■ Description of the task:
An exact copy of every record, with no pictures, please.

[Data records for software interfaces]
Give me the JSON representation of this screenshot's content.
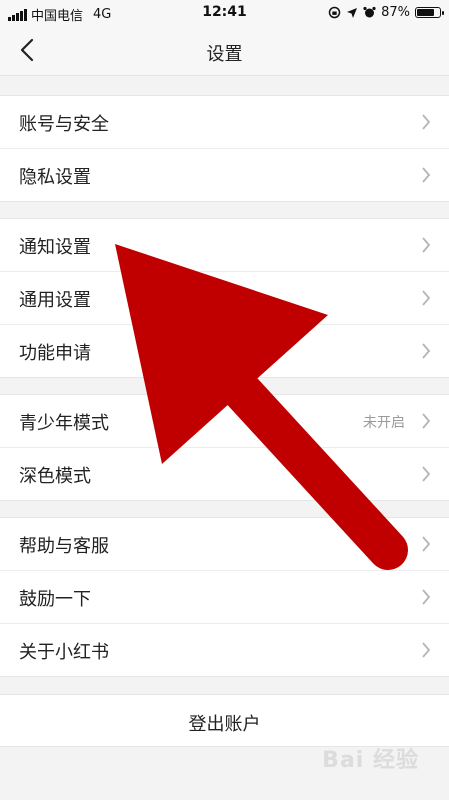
{
  "status_bar": {
    "carrier": "中国电信",
    "network": "4G",
    "time": "12:41",
    "battery": "87%",
    "battery_level": 0.87,
    "icons": [
      "signal-icon",
      "screen-lock-icon",
      "location-icon",
      "alarm-icon",
      "battery-icon"
    ]
  },
  "header": {
    "title": "设置",
    "back_icon": "chevron-left-icon"
  },
  "groups": [
    {
      "items": [
        {
          "label": "账号与安全"
        },
        {
          "label": "隐私设置"
        }
      ]
    },
    {
      "items": [
        {
          "label": "通知设置"
        },
        {
          "label": "通用设置"
        },
        {
          "label": "功能申请"
        }
      ]
    },
    {
      "items": [
        {
          "label": "青少年模式",
          "value": "未开启"
        },
        {
          "label": "深色模式"
        }
      ]
    },
    {
      "items": [
        {
          "label": "帮助与客服"
        },
        {
          "label": "鼓励一下"
        },
        {
          "label": "关于小红书"
        }
      ]
    }
  ],
  "logout_label": "登出账户",
  "annotation": {
    "type": "arrow",
    "color": "#c00000"
  },
  "watermark": "Bai 经验",
  "colors": {
    "background": "#f3f3f3",
    "card": "#ffffff",
    "arrow": "#c00000",
    "muted_text": "#9a9a9a"
  }
}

■ Exercise solution:
Give me the JSON representation of this screenshot's content.
{
  "status_bar": {
    "carrier": "中国电信",
    "network": "4G",
    "time": "12:41",
    "battery": "87%",
    "battery_level": 0.87,
    "icons": [
      "signal-icon",
      "screen-lock-icon",
      "location-icon",
      "alarm-icon",
      "battery-icon"
    ]
  },
  "header": {
    "title": "设置",
    "back_icon": "chevron-left-icon"
  },
  "groups": [
    {
      "items": [
        {
          "label": "账号与安全"
        },
        {
          "label": "隐私设置"
        }
      ]
    },
    {
      "items": [
        {
          "label": "通知设置"
        },
        {
          "label": "通用设置"
        },
        {
          "label": "功能申请"
        }
      ]
    },
    {
      "items": [
        {
          "label": "青少年模式",
          "value": "未开启"
        },
        {
          "label": "深色模式"
        }
      ]
    },
    {
      "items": [
        {
          "label": "帮助与客服"
        },
        {
          "label": "鼓励一下"
        },
        {
          "label": "关于小红书"
        }
      ]
    }
  ],
  "logout_label": "登出账户",
  "annotation": {
    "type": "arrow",
    "color": "#c00000"
  },
  "watermark": "Bai 经验",
  "colors": {
    "background": "#f3f3f3",
    "card": "#ffffff",
    "arrow": "#c00000",
    "muted_text": "#9a9a9a"
  }
}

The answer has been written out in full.